Data to examine:

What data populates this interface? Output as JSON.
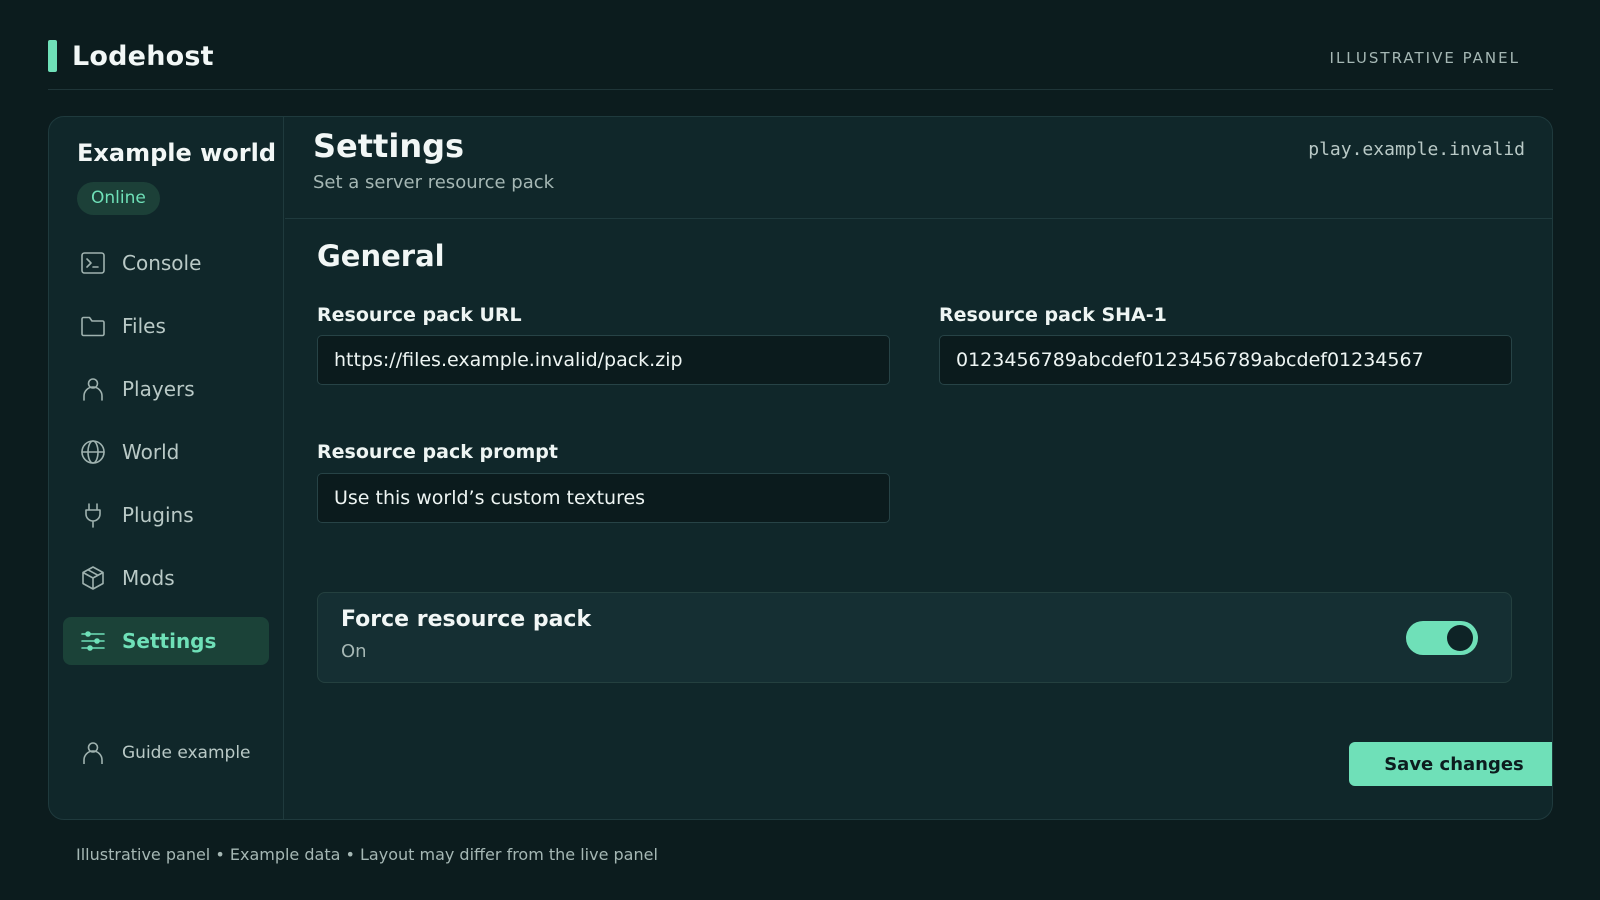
{
  "app": {
    "name": "Lodehost",
    "tag": "ILLUSTRATIVE PANEL"
  },
  "sidebar": {
    "world_name": "Example world",
    "status": "Online",
    "items": [
      {
        "label": "Console",
        "icon": "terminal-icon"
      },
      {
        "label": "Files",
        "icon": "folder-icon"
      },
      {
        "label": "Players",
        "icon": "person-icon"
      },
      {
        "label": "World",
        "icon": "globe-icon"
      },
      {
        "label": "Plugins",
        "icon": "plug-icon"
      },
      {
        "label": "Mods",
        "icon": "cube-icon"
      },
      {
        "label": "Settings",
        "icon": "sliders-icon",
        "active": true
      }
    ],
    "user": "Guide example"
  },
  "header": {
    "title": "Settings",
    "subtitle": "Set a server resource pack",
    "host": "play.example.invalid"
  },
  "section": {
    "title": "General"
  },
  "fields": {
    "url": {
      "label": "Resource pack URL",
      "value": "https://files.example.invalid/pack.zip"
    },
    "sha1": {
      "label": "Resource pack SHA-1",
      "value": "0123456789abcdef0123456789abcdef01234567"
    },
    "prompt": {
      "label": "Resource pack prompt",
      "value": "Use this world’s custom textures"
    }
  },
  "force": {
    "title": "Force resource pack",
    "state": "On",
    "enabled": true
  },
  "save_label": "Save changes",
  "footnote": "Illustrative panel • Example data • Layout may differ from the live panel",
  "colors": {
    "accent": "#6fe0b8",
    "background": "#0c1c1e",
    "panel": "#10272a"
  }
}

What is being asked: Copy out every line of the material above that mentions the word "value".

Reply to the exercise:
      "value": "https://files.example.invalid/pack.zip"
      "value": "0123456789abcdef0123456789abcdef01234567"
      "value": "Use this world’s custom textures"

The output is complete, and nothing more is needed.